Information provided section start

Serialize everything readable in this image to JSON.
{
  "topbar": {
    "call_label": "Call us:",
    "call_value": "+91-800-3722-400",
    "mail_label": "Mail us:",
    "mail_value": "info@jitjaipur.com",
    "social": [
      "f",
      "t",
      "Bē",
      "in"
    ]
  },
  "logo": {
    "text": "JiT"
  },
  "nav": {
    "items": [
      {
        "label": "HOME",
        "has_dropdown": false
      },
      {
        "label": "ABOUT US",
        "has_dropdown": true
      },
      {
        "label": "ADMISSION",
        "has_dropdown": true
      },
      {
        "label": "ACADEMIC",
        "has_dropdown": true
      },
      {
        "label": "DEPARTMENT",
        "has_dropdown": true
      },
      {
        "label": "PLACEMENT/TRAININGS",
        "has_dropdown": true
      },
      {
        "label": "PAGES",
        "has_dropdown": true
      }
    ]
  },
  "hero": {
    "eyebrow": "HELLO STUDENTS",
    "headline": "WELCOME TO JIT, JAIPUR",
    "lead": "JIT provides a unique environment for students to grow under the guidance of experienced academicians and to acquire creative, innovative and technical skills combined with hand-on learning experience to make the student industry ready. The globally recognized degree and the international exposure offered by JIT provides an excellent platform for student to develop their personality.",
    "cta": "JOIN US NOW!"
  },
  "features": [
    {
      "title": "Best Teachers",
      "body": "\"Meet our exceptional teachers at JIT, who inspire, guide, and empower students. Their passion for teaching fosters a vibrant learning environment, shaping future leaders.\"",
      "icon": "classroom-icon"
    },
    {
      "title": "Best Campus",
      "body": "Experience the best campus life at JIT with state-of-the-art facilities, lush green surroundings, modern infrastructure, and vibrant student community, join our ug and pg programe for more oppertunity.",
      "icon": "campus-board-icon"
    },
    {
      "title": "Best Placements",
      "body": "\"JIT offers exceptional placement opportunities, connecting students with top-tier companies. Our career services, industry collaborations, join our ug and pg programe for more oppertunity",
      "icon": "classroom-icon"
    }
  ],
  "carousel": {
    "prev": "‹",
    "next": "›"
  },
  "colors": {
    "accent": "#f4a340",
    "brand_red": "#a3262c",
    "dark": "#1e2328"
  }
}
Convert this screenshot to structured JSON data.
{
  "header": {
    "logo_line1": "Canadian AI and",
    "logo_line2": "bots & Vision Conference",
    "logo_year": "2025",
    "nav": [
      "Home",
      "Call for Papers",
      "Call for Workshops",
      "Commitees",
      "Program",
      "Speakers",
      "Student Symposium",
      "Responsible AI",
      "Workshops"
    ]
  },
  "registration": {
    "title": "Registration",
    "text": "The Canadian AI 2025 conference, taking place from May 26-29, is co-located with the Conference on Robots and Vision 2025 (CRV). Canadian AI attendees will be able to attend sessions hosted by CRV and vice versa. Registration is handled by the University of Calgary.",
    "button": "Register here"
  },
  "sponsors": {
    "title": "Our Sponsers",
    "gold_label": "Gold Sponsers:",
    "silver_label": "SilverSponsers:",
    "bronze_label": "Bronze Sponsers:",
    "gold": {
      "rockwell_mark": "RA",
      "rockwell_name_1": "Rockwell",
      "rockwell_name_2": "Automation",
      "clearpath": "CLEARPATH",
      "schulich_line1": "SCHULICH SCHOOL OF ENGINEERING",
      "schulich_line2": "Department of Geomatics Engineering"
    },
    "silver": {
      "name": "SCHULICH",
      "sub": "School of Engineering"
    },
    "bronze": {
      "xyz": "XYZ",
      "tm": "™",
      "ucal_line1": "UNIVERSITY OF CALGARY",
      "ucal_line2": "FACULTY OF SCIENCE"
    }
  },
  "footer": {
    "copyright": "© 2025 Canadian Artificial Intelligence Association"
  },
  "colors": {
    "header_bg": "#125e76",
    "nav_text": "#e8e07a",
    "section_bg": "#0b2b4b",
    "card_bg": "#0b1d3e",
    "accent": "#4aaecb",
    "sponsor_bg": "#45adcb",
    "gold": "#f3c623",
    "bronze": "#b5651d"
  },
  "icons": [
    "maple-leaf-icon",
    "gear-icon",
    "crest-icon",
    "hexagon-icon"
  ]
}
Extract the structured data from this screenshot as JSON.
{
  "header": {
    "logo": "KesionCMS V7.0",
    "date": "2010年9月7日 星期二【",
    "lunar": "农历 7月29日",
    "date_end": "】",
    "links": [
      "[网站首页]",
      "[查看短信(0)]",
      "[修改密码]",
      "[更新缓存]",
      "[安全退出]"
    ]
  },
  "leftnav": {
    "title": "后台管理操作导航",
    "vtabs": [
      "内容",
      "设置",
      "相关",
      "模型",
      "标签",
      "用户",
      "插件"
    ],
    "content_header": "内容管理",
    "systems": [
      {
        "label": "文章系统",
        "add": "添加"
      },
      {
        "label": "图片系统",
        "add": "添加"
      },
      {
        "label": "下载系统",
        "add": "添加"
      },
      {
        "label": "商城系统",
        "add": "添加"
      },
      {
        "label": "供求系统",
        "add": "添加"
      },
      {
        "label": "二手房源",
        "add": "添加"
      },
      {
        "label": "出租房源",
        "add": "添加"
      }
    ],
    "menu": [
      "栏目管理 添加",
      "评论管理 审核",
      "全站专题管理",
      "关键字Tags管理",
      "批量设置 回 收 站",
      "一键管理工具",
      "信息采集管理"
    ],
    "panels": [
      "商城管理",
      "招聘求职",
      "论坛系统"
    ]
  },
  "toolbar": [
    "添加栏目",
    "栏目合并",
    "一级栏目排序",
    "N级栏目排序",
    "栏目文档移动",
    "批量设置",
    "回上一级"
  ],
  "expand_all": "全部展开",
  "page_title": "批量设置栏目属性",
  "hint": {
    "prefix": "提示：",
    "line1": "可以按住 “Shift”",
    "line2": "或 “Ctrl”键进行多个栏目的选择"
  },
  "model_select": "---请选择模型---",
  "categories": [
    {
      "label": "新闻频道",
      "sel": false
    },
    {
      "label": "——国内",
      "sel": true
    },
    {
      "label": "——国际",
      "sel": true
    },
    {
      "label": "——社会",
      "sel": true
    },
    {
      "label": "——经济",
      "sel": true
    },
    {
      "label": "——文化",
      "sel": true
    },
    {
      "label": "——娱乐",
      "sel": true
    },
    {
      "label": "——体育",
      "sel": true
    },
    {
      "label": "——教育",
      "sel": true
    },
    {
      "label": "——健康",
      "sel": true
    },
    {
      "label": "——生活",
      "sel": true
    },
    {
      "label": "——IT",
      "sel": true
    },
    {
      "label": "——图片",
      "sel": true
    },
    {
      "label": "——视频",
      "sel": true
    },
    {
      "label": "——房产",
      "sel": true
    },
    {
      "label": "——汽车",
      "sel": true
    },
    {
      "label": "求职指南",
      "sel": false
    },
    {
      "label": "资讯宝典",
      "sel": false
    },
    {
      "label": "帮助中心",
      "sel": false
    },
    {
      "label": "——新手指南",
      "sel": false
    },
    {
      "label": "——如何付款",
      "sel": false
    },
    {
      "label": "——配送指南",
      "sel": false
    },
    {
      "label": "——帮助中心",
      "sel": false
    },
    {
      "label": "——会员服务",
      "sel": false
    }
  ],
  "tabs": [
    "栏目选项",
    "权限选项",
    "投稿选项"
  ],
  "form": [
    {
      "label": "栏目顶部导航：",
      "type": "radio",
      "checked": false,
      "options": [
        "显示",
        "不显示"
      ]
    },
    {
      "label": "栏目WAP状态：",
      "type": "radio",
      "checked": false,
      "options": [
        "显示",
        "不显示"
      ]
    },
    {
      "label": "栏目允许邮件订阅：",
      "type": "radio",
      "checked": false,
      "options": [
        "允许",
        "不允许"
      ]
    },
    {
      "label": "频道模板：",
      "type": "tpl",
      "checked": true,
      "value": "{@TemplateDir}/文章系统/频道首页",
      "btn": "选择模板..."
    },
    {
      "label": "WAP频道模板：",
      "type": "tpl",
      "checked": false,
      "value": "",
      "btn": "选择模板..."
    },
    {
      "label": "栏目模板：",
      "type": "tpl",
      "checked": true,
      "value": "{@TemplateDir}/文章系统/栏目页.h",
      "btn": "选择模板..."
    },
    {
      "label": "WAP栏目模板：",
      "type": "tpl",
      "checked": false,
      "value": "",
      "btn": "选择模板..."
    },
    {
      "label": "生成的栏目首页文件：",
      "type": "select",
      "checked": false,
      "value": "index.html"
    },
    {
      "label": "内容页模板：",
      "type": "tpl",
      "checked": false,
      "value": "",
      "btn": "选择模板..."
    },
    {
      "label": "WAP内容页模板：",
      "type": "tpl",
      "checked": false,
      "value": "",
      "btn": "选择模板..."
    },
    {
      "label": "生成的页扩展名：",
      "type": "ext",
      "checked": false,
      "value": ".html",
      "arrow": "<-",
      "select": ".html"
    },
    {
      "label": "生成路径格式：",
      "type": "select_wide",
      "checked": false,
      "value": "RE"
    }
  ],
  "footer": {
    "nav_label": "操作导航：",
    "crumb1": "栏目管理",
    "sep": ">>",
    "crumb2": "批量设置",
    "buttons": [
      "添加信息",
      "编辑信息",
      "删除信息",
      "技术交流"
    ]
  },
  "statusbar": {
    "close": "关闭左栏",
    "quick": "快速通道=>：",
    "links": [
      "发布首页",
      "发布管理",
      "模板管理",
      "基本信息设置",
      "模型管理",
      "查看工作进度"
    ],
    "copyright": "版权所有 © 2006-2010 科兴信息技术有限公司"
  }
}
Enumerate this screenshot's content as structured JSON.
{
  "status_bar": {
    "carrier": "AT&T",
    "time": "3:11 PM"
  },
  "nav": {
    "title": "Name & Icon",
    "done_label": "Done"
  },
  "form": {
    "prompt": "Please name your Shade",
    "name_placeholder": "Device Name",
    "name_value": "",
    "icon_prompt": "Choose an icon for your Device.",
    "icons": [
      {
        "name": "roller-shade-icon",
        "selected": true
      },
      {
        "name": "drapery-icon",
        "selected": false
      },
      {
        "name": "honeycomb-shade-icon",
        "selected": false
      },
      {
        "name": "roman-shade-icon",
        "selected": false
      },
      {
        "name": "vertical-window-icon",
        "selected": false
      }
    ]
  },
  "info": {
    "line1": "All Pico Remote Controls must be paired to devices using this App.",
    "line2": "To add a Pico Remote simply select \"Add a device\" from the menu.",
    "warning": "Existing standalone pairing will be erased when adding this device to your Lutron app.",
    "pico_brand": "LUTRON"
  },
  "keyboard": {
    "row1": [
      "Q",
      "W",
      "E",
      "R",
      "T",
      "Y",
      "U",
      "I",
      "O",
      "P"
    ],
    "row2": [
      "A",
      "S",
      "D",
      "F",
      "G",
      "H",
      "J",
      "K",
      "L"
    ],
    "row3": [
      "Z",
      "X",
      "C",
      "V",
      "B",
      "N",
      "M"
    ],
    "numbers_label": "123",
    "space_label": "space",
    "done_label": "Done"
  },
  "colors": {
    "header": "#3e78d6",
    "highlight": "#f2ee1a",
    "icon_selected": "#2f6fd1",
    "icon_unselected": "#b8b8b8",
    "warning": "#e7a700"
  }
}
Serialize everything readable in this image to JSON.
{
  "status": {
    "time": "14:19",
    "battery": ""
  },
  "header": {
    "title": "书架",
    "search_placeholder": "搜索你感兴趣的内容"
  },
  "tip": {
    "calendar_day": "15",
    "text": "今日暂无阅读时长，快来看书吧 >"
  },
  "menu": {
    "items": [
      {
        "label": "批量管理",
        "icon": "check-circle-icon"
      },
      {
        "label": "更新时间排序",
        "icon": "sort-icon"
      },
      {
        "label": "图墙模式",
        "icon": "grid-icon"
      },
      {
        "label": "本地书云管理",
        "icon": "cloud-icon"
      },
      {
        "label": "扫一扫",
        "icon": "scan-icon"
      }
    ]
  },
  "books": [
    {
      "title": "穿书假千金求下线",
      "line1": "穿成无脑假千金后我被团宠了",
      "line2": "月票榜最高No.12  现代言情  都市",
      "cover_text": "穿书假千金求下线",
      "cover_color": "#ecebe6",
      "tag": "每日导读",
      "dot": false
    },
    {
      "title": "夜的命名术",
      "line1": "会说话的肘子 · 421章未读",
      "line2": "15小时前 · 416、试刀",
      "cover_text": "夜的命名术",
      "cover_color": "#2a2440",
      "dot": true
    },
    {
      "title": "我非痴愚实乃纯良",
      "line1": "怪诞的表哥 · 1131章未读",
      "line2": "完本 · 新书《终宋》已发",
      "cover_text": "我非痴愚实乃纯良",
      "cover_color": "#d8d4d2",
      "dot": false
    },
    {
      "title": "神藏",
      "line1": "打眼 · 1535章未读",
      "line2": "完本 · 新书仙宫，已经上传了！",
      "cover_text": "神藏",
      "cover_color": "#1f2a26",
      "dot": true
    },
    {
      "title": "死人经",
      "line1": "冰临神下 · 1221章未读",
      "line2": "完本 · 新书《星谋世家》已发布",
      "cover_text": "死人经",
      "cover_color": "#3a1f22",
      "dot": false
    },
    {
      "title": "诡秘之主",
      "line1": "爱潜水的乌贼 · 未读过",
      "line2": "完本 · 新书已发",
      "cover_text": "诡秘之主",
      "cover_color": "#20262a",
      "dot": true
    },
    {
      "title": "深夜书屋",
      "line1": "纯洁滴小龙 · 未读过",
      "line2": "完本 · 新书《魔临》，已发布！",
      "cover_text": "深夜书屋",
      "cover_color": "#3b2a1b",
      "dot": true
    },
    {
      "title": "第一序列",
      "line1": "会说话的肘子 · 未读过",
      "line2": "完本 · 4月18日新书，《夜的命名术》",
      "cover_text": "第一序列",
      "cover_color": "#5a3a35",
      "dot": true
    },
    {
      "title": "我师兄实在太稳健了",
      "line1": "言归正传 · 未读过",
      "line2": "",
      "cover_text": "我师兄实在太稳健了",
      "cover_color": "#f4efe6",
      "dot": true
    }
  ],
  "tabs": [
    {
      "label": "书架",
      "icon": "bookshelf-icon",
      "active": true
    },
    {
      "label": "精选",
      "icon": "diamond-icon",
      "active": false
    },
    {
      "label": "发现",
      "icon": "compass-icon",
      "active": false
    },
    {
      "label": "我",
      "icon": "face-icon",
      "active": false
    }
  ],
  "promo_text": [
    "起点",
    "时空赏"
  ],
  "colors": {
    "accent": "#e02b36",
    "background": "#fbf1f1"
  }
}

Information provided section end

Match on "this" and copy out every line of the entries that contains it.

Serialize everything readable in this image to JSON.
Convert this screenshot to structured JSON data.
Extract the structured data from this screenshot as JSON.
Enumerate this screenshot's content as structured JSON.
    "line1": "All Pico Remote Controls must be paired to devices using this App.",
    "warning": "Existing standalone pairing will be erased when adding this device to your Lutron app.",
Serialize everything readable in this image to JSON.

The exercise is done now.